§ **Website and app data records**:
────────────────

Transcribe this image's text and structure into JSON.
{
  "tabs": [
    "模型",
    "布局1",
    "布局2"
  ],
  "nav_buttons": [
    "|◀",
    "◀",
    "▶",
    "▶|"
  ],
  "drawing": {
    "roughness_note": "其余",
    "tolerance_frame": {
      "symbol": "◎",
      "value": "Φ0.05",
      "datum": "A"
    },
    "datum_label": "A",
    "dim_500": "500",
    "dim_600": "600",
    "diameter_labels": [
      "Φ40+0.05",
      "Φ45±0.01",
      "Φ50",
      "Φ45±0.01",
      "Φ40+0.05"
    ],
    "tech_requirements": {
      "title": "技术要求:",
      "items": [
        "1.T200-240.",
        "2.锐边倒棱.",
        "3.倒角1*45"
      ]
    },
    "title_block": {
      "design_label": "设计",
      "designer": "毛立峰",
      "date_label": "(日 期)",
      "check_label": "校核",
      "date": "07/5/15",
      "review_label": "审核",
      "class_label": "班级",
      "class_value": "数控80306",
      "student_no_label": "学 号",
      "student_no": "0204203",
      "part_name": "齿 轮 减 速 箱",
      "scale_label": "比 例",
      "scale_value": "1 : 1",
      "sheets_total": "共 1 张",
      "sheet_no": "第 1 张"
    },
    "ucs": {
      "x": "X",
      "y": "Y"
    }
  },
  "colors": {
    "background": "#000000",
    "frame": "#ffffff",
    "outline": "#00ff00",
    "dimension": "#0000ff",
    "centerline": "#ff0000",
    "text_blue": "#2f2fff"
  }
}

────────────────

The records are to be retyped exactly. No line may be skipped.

Transcribe this image's text and structure into JSON.
{
  "tabs": [
    "模型",
    "布局1",
    "布局2"
  ],
  "nav_buttons": [
    "|◀",
    "◀",
    "▶",
    "▶|"
  ],
  "drawing": {
    "roughness_note": "其余",
    "tolerance_frame": {
      "symbol": "◎",
      "value": "Φ0.05",
      "datum": "A"
    },
    "datum_label": "A",
    "dim_500": "500",
    "dim_600": "600",
    "diameter_labels": [
      "Φ40+0.05",
      "Φ45±0.01",
      "Φ50",
      "Φ45±0.01",
      "Φ40+0.05"
    ],
    "tech_requirements": {
      "title": "技术要求:",
      "items": [
        "1.T200-240.",
        "2.锐边倒棱.",
        "3.倒角1*45"
      ]
    },
    "title_block": {
      "design_label": "设计",
      "designer": "毛立峰",
      "date_label": "(日 期)",
      "check_label": "校核",
      "date": "07/5/15",
      "review_label": "审核",
      "class_label": "班级",
      "class_value": "数控80306",
      "student_no_label": "学 号",
      "student_no": "0204203",
      "part_name": "齿 轮 减 速 箱",
      "scale_label": "比 例",
      "scale_value": "1 : 1",
      "sheets_total": "共 1 张",
      "sheet_no": "第 1 张"
    },
    "ucs": {
      "x": "X",
      "y": "Y"
    }
  },
  "colors": {
    "background": "#000000",
    "frame": "#ffffff",
    "outline": "#00ff00",
    "dimension": "#0000ff",
    "centerline": "#ff0000",
    "text_blue": "#2f2fff"
  }
}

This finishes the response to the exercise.